Is it possible to count the windows on Malmö’s Turning Torso skyscraper just by using your fingertips? Yes, if the building is one metre high, about 20 centimetres around and standing on a base. This exhibition displays ten tactile Malmö buildings as an example of how design, architecture and digitalisation can work together to make the city accessible to everyone.
Tactile architecture is architecture that is experienced via touch. Today tactile pathways exist so that people with impaired vision can get around in urban spaces. But such individuals have not been able to experience how cities are designed. The City of Malmö’s Urban Planning Department has therefore produced 3D-printed, tactile models of some of the city’s iconic buildings so that more people can access the city and so that individuals who do not have impaired vision can explore the buildings in a new way.
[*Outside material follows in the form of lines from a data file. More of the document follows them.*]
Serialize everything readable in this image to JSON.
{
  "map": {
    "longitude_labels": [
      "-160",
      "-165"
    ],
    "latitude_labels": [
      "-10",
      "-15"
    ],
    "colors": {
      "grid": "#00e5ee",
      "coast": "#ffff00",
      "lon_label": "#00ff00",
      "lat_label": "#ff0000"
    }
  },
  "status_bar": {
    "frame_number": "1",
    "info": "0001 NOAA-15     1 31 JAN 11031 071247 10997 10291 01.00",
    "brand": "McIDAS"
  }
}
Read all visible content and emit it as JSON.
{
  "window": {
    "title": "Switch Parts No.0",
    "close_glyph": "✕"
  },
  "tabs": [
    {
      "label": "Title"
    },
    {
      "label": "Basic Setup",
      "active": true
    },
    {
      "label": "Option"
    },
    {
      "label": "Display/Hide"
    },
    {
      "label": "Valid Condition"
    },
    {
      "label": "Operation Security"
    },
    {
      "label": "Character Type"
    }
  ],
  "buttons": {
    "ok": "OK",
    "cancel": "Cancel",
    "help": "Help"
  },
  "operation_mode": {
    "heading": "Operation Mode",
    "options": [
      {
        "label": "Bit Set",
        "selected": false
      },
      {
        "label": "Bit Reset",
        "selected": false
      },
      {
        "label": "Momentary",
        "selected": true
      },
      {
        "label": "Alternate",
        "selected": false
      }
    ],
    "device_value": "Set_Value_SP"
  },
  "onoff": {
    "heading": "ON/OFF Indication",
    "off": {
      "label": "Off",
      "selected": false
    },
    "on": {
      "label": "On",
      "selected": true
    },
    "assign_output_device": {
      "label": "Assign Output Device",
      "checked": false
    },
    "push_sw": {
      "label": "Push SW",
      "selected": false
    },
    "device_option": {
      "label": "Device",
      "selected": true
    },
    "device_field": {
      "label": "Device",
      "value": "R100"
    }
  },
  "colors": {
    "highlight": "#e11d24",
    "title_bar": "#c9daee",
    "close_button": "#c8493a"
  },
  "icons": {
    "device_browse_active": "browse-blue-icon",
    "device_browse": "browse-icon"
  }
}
The models, which are in the scale of 1:250 and consist of environmentally sound plastic, have been modelled by the Urban Planning Department’s 3D team and printed in its own model workshop. Printing out Sankt Johannes Church takes 24 hours, whilst the City Library or Turning Torso takes a bit more than 48 hours. The exhibition is constantly expanding with more models.
The idea behind the Tactile Architecture exhibition came to Johanna Hesselman, the Urban Planning Department’s accessibility advisor, when she travelled home to Malmö and saw Turning Torso rising up into the sky.
The exhibition is a collaboration between Form/Design Center, the City of Malmö’s Urban Planning Department, and the Malmö City Library, where the exhibition will also be on display from 22 April to 17 May.
Model of Turning Torso. Photo: Bojana Lukac